[DATA TO USE Boundary: Start]
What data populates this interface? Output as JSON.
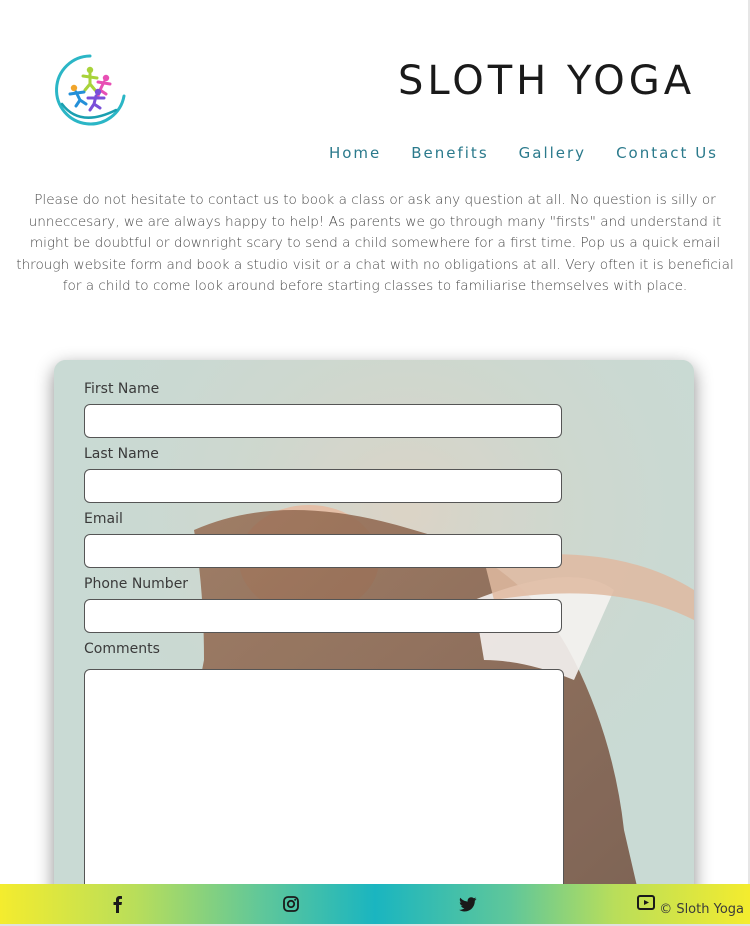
{
  "brand": {
    "title": "SLOTH YOGA",
    "logo_icon": "people-circle-logo"
  },
  "nav": {
    "items": [
      {
        "label": "Home"
      },
      {
        "label": "Benefits"
      },
      {
        "label": "Gallery"
      },
      {
        "label": "Contact Us"
      }
    ]
  },
  "intro": {
    "text": "Please do not hesitate to contact us to book a class or ask any question at all. No question is silly or unneccesary, we are always happy to help! As parents we go through many \"firsts\" and understand it might be doubtful or downright scary to send a child somewhere for a first time. Pop us a quick email through website form and book a studio visit or a chat with no obligations at all. Very often it is beneficial for a child to come look around before starting classes to familiarise themselves with place."
  },
  "form": {
    "first_name_label": "First Name",
    "last_name_label": "Last Name",
    "email_label": "Email",
    "phone_label": "Phone Number",
    "comments_label": "Comments",
    "first_name_value": "",
    "last_name_value": "",
    "email_value": "",
    "phone_value": "",
    "comments_value": ""
  },
  "footer": {
    "copyright": "© Sloth Yoga",
    "social": [
      "facebook-icon",
      "instagram-icon",
      "twitter-icon",
      "youtube-icon"
    ]
  },
  "colors": {
    "nav_link": "#2b7a8c",
    "footer_gradient": [
      "#f4ec2e",
      "#1ab5c0"
    ]
  }
}
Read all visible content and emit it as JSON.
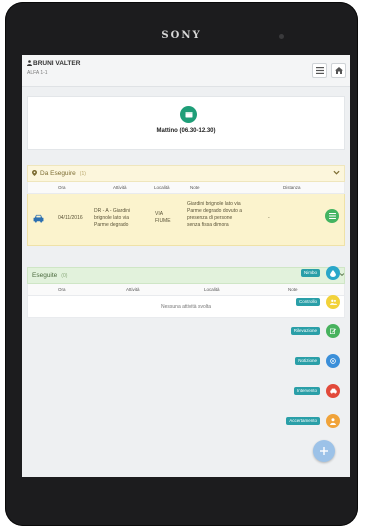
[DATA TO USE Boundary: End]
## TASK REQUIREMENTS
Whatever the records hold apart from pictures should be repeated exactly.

## RESPONSE
What data populates this interface? Output as JSON.
{
  "brand": {
    "title": "SLOTH YOGA",
    "logo_icon": "people-circle-logo"
  },
  "nav": {
    "items": [
      {
        "label": "Home"
      },
      {
        "label": "Benefits"
      },
      {
        "label": "Gallery"
      },
      {
        "label": "Contact Us"
      }
    ]
  },
  "intro": {
    "text": "Please do not hesitate to contact us to book a class or ask any question at all. No question is silly or unneccesary, we are always happy to help! As parents we go through many \"firsts\" and understand it might be doubtful or downright scary to send a child somewhere for a first time. Pop us a quick email through website form and book a studio visit or a chat with no obligations at all. Very often it is beneficial for a child to come look around before starting classes to familiarise themselves with place."
  },
  "form": {
    "first_name_label": "First Name",
    "last_name_label": "Last Name",
    "email_label": "Email",
    "phone_label": "Phone Number",
    "comments_label": "Comments",
    "first_name_value": "",
    "last_name_value": "",
    "email_value": "",
    "phone_value": "",
    "comments_value": ""
  },
  "footer": {
    "copyright": "© Sloth Yoga",
    "social": [
      "facebook-icon",
      "instagram-icon",
      "twitter-icon",
      "youtube-icon"
    ]
  },
  "colors": {
    "nav_link": "#2b7a8c",
    "footer_gradient": [
      "#f4ec2e",
      "#1ab5c0"
    ]
  }
}
Read all visible content and emit it as JSON.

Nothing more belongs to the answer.